## WHAT THIS TASK INVOLVES
Find every line in the records that holds the string "icon". Copy each one.

Items listed in a dataset:
***

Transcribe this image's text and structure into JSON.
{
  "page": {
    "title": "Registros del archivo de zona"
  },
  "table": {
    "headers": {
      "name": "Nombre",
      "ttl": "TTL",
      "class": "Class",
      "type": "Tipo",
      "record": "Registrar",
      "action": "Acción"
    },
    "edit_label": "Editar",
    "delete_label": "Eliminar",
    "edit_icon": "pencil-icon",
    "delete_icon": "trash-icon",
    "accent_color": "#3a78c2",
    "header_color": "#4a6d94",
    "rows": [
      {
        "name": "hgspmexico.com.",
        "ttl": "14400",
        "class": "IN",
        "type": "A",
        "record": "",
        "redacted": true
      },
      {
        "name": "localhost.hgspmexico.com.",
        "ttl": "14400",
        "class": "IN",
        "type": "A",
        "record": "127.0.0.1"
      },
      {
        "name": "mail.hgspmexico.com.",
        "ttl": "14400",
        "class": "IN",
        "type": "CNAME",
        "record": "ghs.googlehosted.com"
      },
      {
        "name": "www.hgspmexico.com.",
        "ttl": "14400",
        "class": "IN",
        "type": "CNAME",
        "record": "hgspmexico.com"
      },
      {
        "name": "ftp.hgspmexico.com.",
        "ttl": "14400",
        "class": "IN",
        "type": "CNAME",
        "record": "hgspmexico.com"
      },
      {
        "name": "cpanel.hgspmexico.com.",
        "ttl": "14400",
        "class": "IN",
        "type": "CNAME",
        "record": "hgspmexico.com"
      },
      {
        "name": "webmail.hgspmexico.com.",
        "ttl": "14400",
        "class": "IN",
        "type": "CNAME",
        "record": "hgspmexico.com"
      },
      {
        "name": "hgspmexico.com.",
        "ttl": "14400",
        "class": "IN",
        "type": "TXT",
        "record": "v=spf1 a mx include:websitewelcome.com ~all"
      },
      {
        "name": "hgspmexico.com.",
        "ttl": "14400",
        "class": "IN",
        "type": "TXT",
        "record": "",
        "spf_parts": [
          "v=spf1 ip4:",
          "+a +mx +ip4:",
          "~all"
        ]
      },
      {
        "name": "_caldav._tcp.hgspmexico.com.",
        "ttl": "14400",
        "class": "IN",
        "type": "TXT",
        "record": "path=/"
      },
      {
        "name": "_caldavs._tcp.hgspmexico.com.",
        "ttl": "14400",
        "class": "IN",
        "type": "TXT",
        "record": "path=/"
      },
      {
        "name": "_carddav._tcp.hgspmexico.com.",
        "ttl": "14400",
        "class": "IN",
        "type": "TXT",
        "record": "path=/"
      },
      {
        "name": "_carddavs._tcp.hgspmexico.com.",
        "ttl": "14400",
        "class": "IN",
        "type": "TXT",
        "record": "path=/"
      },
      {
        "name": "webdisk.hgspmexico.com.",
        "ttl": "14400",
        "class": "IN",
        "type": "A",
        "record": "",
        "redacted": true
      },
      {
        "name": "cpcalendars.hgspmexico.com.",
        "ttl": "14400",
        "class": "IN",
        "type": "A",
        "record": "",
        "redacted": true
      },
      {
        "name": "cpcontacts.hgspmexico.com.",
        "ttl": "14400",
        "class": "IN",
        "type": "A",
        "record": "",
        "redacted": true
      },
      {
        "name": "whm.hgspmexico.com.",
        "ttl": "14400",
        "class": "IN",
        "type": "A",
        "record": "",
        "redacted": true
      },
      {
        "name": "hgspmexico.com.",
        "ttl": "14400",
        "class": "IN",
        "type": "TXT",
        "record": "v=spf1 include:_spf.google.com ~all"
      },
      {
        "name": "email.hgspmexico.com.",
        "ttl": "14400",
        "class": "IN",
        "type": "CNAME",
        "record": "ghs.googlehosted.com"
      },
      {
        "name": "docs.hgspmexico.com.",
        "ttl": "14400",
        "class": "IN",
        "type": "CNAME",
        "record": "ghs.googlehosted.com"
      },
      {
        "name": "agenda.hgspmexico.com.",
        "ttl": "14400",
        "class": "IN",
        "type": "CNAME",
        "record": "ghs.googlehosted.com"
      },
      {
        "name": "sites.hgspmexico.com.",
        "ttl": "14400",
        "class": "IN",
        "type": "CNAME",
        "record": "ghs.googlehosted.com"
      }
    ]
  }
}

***

## TASK RESULT
    "edit_icon": "pencil-icon",
    "delete_icon": "trash-icon",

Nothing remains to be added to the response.